  5. Generate code.

  6. In the generated code, inspect the model step and initialization classes.

Apply C++ Class Interface with Referenced Models

The rtwdemo_cppclass_refmid model is a referenced model in example model rtwdemo_cppclass. That referenced model shows how to generate a customizable C++ class interface to generated code for a referenced model in a model reference hierarchy.

  1. Open model rtwdemo_cppclass_refmid.

  2. Open the Embedded Coder app.

  3. Double-click the Subsystem_with_MdlRef_blks block. Then, double-click the middle_instance_1 block.

  4. View the interface configuration in the rtwdemo_cppclass_refmid model. Double-click the yellow button labeled View Interface Configuration. Alternatively, in the Model Configuration Parameters dialog box, on the Code Generation > Interface pane, click Configure C++ Class Interface. Observe that the configuration for the class interface for the referenced model differs from the class interface for the top model (for example, the namespace differs).

open_system('rtwdemo_cppclass_refmid');

Apply Mixed C/C++ Interface Styles in Model Reference Hierarchy

The rtwdemo_cppclass_refc model is a referenced model in the example model rtwdemo_cppclass. That referenced model shows how to use mixed interface styles within a model reference hierarchy. The model uses the C code interface style (compiled with a C++ compiler), while the other models in the same model hierarchy use C++ class interfaces.

  1. Open model rtwdemo_cppclass.

  2. Double-click the Subsystem_with_MdlRef_blks block. Then, double-click the ref_c_instance block.

  3. Open the Embedded Coder app. A dialog box appears asking whether you want to generate code for the top model rtwdemo_cppclass or for the active model rtwdemo_cppclass_refc.

  4. Click the Open active model as top button.

  5. In the Simulink Editor window that opens for model rtwdemo_cppclass_refc, open the Embedded Coder app.

  6. Check the setting of model configuration parameter Code interface packaging.
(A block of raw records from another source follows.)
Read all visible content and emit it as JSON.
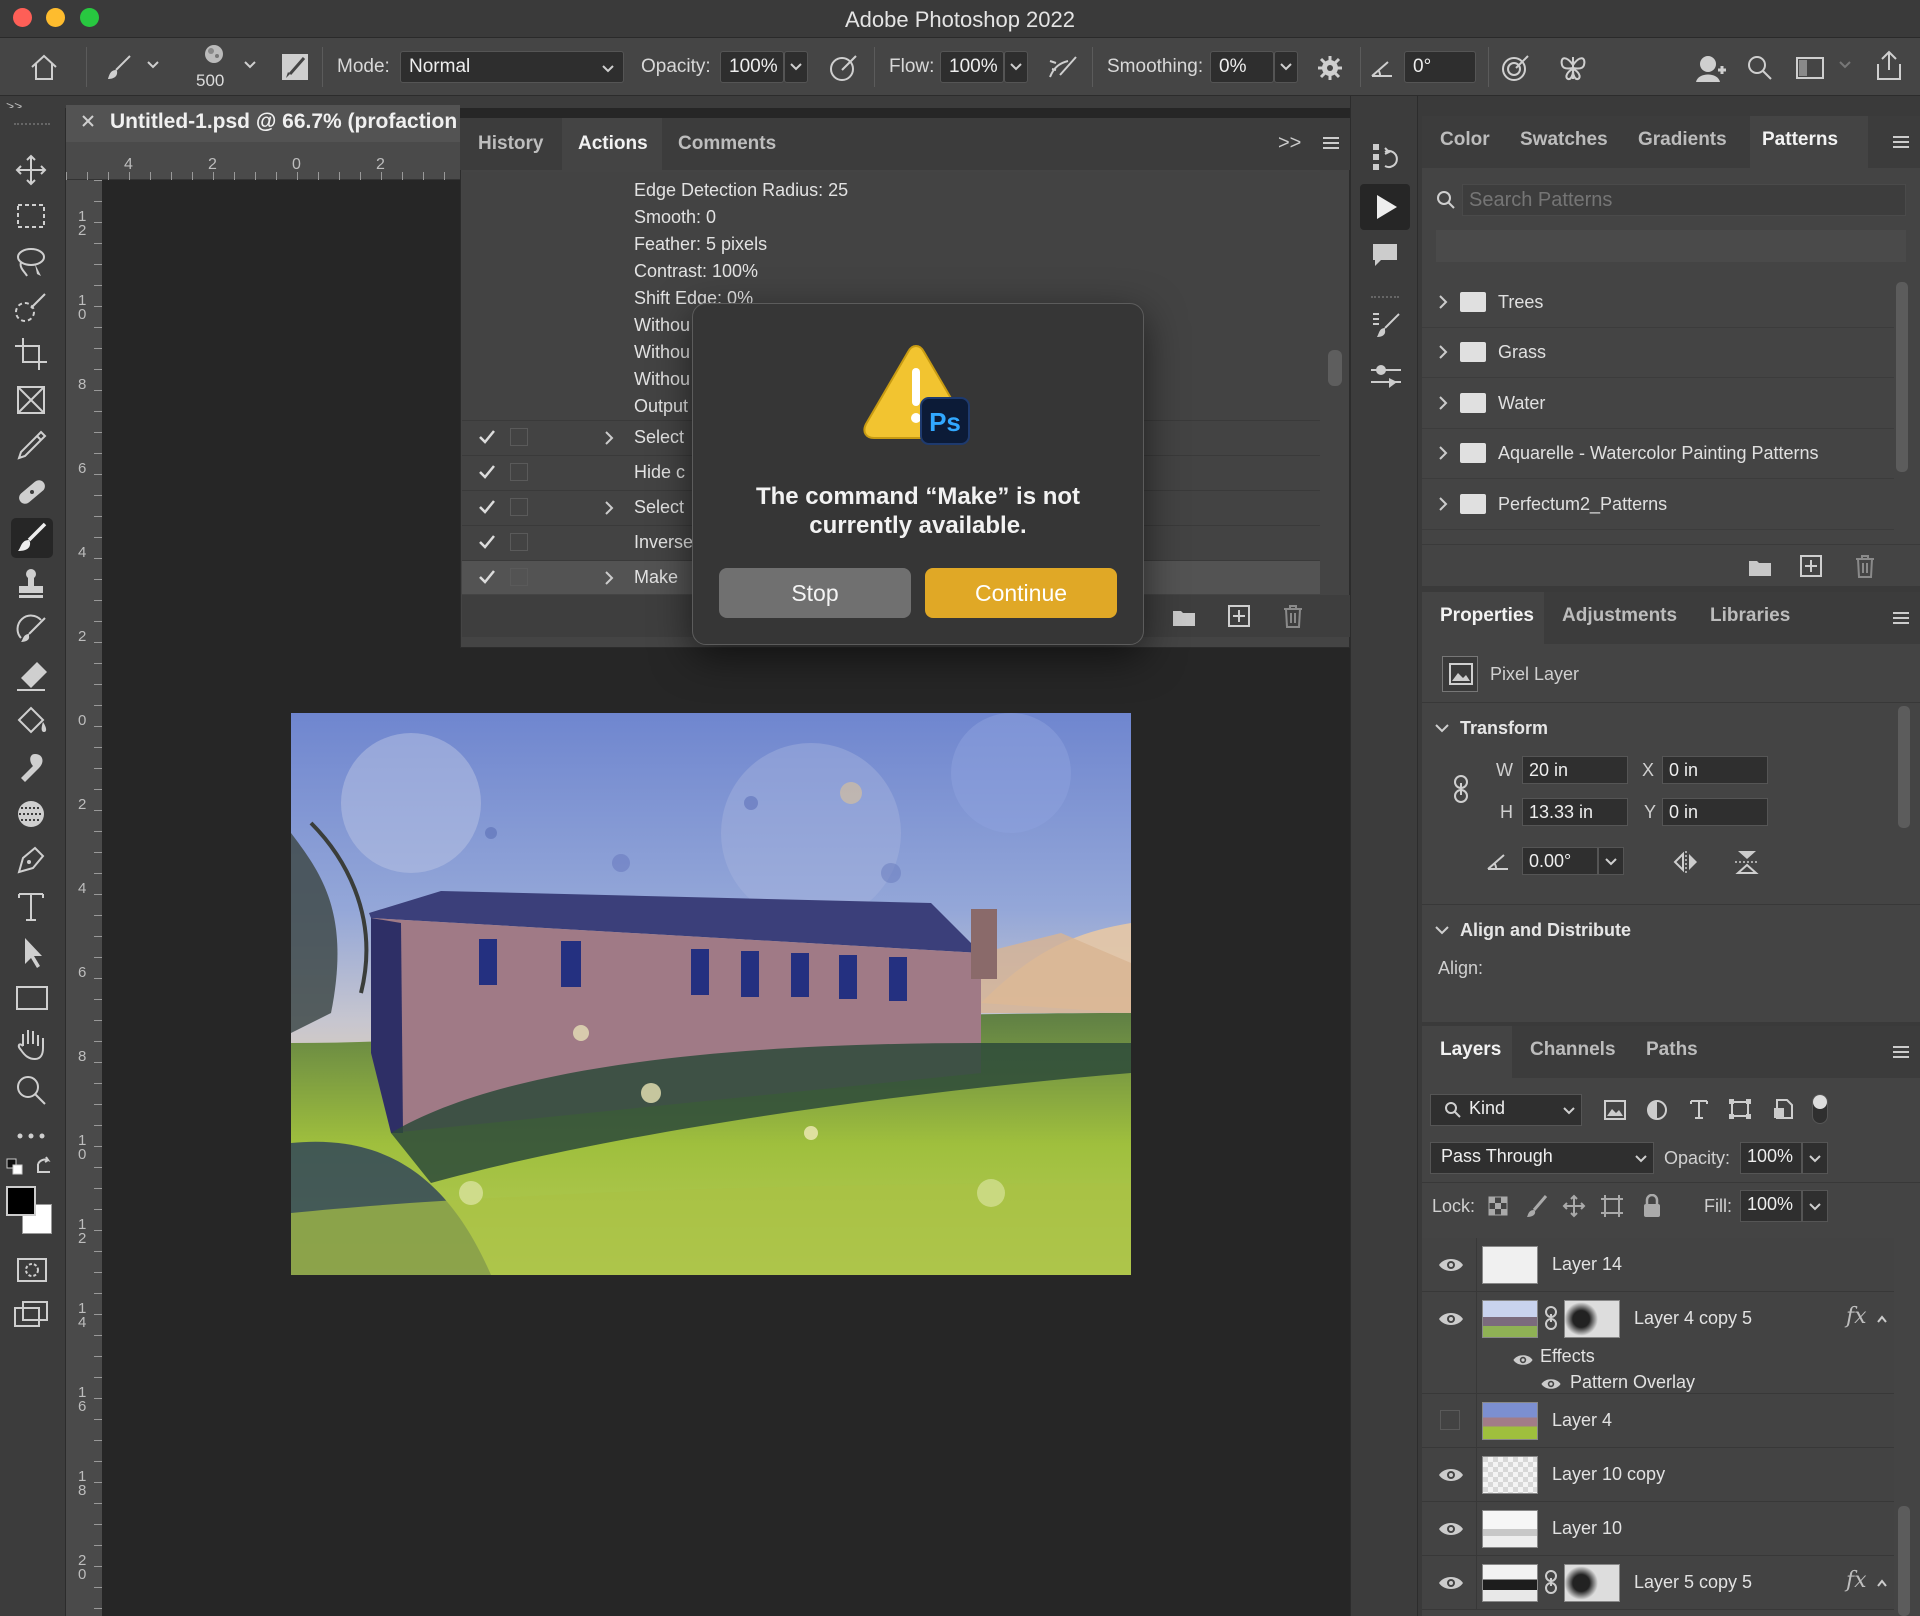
{
  "window": {
    "title": "Adobe Photoshop 2022"
  },
  "options_bar": {
    "brush_size": "500",
    "mode_label": "Mode:",
    "mode_value": "Normal",
    "opacity_label": "Opacity:",
    "opacity_value": "100%",
    "flow_label": "Flow:",
    "flow_value": "100%",
    "smoothing_label": "Smoothing:",
    "smoothing_value": "0%",
    "angle_value": "0°"
  },
  "document": {
    "tab_title": "Untitled-1.psd @ 66.7% (profaction",
    "ruler_top": [
      "4",
      "2",
      "0",
      "2"
    ],
    "ruler_left": [
      "1\n2",
      "1\n0",
      "8",
      "6",
      "4",
      "2",
      "0",
      "2",
      "4",
      "6",
      "8",
      "1\n0",
      "1\n2",
      "1\n4",
      "1\n6",
      "1\n8",
      "2\n0"
    ]
  },
  "actions_panel": {
    "tabs": [
      "History",
      "Actions",
      "Comments"
    ],
    "detail_lines": [
      "Edge Detection Radius: 25",
      "Smooth: 0",
      "Feather: 5 pixels",
      "Contrast: 100%",
      "Shift Edge: 0%",
      "Withou",
      "Withou",
      "Withou",
      "Output"
    ],
    "rows": [
      {
        "label": "Select",
        "expandable": true
      },
      {
        "label": "Hide c",
        "expandable": false
      },
      {
        "label": "Select",
        "expandable": true
      },
      {
        "label": "Inverse",
        "expandable": false
      },
      {
        "label": "Make",
        "expandable": true
      }
    ]
  },
  "dialog": {
    "message_line1": "The command “Make” is not",
    "message_line2": "currently available.",
    "stop_label": "Stop",
    "continue_label": "Continue",
    "badge": "Ps"
  },
  "patterns_panel": {
    "tabs": [
      "Color",
      "Swatches",
      "Gradients",
      "Patterns"
    ],
    "search_placeholder": "Search Patterns",
    "folders": [
      "Trees",
      "Grass",
      "Water",
      "Aquarelle - Watercolor Painting Patterns",
      "Perfectum2_Patterns"
    ]
  },
  "properties_panel": {
    "tabs": [
      "Properties",
      "Adjustments",
      "Libraries"
    ],
    "layer_type": "Pixel Layer",
    "transform_header": "Transform",
    "w_label": "W",
    "w_value": "20 in",
    "h_label": "H",
    "h_value": "13.33 in",
    "x_label": "X",
    "x_value": "0 in",
    "y_label": "Y",
    "y_value": "0 in",
    "angle_value": "0.00°",
    "align_header": "Align and Distribute",
    "align_label": "Align:"
  },
  "layers_panel": {
    "tabs": [
      "Layers",
      "Channels",
      "Paths"
    ],
    "filter_kind": "Kind",
    "blend_mode": "Pass Through",
    "opacity_label": "Opacity:",
    "opacity_value": "100%",
    "lock_label": "Lock:",
    "fill_label": "Fill:",
    "fill_value": "100%",
    "layers": [
      {
        "name": "Layer 14"
      },
      {
        "name": "Layer 4 copy 5",
        "fx": "fx"
      },
      {
        "name": "Layer 4"
      },
      {
        "name": "Layer 10 copy"
      },
      {
        "name": "Layer 10"
      },
      {
        "name": "Layer 5 copy 5",
        "fx": "fx"
      }
    ],
    "effects_label": "Effects",
    "pattern_overlay_label": "Pattern Overlay"
  },
  "colors": {
    "accent_continue": "#e0a826",
    "stop_button": "#707070",
    "panel_bg": "#444444"
  }
}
It is set to Nonreusable function (for a C function prototype). Then, close the Model Configuration Parameters dialog box.

  7. Click the Code Mappings - C tab.

  8. In the Code Mappings editor, click the Functions tab.

  9. Click the Update Code Mappings button.

  10. In the table, view the function prototype preview for the step function.

  11. Close the model.

open_system('rtwdemo_cppclass_refc');

More About

For more detail and limitations, see Customize Generated C++ Class Interfaces in the Embedded Coder® documentation.